WHAT YOU SHOULD DO:
Reproduce each line from the records that holds "range".

-------- DATA SECTION --------

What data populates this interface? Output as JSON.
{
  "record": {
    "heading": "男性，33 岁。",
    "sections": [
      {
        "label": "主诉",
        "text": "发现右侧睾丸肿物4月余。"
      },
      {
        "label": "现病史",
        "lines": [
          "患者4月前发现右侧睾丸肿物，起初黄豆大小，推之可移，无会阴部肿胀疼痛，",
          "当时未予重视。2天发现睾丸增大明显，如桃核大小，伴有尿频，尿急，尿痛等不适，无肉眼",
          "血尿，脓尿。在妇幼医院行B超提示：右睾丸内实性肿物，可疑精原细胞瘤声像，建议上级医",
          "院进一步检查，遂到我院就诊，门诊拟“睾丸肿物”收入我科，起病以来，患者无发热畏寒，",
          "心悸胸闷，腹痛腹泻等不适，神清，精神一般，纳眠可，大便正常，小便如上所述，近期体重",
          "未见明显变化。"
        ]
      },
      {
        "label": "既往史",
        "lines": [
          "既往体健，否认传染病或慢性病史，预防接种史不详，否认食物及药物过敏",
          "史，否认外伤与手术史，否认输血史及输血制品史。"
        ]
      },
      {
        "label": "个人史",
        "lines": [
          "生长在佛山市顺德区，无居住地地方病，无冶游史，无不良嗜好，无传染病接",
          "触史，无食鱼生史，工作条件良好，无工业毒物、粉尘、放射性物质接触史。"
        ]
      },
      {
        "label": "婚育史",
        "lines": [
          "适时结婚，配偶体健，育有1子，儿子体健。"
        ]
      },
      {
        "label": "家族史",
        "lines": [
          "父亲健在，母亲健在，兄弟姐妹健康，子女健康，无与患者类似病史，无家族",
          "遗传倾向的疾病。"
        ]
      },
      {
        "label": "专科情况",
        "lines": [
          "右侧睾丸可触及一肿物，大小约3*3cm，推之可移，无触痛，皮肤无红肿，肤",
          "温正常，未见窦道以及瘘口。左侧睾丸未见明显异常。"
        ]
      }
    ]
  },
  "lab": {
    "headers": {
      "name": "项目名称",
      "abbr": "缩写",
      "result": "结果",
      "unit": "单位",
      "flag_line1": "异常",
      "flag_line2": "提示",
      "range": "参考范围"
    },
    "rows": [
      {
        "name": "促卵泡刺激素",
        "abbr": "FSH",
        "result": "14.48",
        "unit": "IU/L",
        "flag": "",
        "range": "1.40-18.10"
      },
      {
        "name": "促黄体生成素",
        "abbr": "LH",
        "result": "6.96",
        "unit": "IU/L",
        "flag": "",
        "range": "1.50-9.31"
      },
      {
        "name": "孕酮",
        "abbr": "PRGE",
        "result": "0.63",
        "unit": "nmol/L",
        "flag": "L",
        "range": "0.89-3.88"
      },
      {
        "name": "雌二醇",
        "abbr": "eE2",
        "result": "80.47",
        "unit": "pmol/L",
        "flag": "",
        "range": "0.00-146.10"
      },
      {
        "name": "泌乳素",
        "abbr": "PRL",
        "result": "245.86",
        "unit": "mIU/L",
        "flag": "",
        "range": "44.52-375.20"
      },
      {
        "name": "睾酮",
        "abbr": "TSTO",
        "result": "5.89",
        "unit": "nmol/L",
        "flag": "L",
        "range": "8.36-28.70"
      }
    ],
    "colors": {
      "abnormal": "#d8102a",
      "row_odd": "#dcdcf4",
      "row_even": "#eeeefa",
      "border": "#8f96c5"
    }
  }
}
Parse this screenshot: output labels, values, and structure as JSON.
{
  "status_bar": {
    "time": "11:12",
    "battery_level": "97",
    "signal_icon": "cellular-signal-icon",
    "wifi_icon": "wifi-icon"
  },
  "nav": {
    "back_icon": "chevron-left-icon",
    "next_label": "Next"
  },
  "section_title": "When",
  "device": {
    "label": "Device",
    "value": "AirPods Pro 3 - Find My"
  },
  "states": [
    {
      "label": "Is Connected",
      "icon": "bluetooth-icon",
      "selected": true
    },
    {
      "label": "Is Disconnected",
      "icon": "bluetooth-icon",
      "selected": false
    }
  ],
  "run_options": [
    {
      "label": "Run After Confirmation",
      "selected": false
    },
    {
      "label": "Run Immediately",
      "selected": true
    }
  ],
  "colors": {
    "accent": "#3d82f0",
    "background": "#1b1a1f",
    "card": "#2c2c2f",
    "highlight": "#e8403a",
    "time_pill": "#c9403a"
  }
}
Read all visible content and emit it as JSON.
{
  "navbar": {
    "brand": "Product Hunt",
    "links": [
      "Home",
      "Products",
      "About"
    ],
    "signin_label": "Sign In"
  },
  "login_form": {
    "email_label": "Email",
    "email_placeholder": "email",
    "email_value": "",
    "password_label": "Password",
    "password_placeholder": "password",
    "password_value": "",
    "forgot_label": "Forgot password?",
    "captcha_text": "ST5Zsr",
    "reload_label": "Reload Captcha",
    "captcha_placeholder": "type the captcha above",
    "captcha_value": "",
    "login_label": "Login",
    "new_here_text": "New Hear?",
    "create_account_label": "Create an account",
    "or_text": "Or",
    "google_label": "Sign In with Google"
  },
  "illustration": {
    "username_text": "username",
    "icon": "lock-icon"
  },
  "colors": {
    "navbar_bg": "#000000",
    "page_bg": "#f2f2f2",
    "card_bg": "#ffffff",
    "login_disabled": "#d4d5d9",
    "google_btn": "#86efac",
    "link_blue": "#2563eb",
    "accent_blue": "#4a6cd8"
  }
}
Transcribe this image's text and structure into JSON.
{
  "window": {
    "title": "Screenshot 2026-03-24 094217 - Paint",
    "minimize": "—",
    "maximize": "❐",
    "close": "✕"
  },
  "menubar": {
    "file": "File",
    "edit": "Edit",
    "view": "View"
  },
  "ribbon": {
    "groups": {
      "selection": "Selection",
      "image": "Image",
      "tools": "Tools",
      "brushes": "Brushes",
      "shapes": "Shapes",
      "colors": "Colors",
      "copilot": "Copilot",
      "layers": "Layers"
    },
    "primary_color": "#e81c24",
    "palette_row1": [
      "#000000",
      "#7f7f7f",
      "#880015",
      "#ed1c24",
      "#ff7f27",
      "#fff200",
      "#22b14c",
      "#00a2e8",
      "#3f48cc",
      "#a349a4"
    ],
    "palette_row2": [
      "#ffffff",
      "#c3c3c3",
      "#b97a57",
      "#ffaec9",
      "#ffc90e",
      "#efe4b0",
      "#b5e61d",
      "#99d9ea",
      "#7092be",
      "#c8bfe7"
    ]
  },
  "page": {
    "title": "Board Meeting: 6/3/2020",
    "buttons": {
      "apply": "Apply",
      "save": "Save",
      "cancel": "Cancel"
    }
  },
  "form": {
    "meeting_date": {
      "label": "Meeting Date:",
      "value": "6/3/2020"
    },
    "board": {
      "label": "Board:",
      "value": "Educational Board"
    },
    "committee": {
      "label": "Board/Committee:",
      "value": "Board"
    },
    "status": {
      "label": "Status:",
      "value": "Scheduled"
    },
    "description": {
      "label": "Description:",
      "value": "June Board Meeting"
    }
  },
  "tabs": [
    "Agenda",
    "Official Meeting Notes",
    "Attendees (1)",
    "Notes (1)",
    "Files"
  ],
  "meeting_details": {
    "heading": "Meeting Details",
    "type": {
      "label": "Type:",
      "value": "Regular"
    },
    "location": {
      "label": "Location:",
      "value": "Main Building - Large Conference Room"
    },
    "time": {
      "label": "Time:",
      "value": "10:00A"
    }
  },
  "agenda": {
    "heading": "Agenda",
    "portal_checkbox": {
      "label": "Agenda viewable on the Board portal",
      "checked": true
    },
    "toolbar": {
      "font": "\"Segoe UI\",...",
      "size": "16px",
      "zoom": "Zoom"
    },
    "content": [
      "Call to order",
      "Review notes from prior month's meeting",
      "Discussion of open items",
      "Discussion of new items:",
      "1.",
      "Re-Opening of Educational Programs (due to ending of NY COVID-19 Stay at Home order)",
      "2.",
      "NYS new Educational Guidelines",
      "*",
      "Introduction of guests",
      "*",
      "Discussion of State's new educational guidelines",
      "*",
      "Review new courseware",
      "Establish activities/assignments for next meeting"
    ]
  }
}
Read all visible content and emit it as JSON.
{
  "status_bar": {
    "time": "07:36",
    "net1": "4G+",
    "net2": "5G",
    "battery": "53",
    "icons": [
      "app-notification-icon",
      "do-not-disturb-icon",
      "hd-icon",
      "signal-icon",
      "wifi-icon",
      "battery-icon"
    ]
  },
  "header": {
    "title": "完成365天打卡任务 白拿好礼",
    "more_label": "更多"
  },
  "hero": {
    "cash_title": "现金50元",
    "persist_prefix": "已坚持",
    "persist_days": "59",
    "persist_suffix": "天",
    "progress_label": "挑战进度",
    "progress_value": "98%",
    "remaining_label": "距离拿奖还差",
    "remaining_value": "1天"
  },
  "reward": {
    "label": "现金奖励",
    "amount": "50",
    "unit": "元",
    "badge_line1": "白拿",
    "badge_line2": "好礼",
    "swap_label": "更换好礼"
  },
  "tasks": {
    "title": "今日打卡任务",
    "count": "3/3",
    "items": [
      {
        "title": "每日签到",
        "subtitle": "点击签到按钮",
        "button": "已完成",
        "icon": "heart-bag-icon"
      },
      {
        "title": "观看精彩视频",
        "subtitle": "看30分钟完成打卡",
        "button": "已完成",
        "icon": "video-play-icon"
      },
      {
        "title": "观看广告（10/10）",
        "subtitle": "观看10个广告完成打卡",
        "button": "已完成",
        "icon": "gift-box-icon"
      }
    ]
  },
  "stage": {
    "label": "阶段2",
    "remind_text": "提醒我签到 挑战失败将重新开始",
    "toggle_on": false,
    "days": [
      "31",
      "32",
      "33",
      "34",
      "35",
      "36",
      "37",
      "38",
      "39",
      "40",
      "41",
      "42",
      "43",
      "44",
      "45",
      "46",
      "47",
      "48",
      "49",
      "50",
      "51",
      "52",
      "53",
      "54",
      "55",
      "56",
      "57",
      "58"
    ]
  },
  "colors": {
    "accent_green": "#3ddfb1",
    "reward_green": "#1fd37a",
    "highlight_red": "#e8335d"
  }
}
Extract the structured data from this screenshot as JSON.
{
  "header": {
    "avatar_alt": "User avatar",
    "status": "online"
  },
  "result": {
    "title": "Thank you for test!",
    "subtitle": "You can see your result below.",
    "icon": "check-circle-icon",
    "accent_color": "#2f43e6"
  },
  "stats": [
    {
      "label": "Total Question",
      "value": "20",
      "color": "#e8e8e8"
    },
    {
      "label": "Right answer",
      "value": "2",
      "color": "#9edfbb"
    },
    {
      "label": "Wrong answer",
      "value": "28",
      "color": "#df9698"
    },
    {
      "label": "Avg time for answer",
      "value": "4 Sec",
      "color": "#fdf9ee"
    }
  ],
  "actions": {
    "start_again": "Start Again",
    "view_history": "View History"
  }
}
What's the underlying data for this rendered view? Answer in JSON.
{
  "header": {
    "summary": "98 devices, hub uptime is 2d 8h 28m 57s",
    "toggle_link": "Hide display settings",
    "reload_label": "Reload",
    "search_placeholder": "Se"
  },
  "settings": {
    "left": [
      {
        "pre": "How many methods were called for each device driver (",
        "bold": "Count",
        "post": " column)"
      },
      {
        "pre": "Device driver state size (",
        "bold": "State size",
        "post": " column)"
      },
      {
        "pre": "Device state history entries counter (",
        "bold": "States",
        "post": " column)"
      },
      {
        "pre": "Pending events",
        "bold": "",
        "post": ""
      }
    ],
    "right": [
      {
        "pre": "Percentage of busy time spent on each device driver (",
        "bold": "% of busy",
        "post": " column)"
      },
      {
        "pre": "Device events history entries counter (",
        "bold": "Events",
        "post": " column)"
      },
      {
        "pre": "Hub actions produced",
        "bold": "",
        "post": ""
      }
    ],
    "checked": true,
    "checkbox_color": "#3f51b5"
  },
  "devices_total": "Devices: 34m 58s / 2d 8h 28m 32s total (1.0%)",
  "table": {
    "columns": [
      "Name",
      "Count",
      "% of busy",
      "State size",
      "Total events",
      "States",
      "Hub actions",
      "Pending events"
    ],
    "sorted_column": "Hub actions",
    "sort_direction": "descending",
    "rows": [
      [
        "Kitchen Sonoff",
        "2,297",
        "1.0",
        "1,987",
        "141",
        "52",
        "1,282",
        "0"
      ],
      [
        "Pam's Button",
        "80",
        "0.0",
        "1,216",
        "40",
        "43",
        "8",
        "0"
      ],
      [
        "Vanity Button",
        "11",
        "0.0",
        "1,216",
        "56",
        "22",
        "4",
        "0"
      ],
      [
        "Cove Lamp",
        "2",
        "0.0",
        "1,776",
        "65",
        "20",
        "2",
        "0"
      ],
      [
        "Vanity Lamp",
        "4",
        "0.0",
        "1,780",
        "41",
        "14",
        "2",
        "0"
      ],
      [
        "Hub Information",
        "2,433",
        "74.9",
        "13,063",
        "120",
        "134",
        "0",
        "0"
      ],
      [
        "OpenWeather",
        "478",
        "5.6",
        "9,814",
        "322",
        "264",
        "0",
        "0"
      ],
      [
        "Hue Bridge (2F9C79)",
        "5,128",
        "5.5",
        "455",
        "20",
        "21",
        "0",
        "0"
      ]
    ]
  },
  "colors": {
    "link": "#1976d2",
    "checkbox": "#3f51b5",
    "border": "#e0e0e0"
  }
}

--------

SOLUTION:
      "range": "参考范围"
        "range": "1.40-18.10"
        "range": "1.50-9.31"
        "range": "0.89-3.88"
        "range": "0.00-146.10"
        "range": "44.52-375.20"
        "range": "8.36-28.70"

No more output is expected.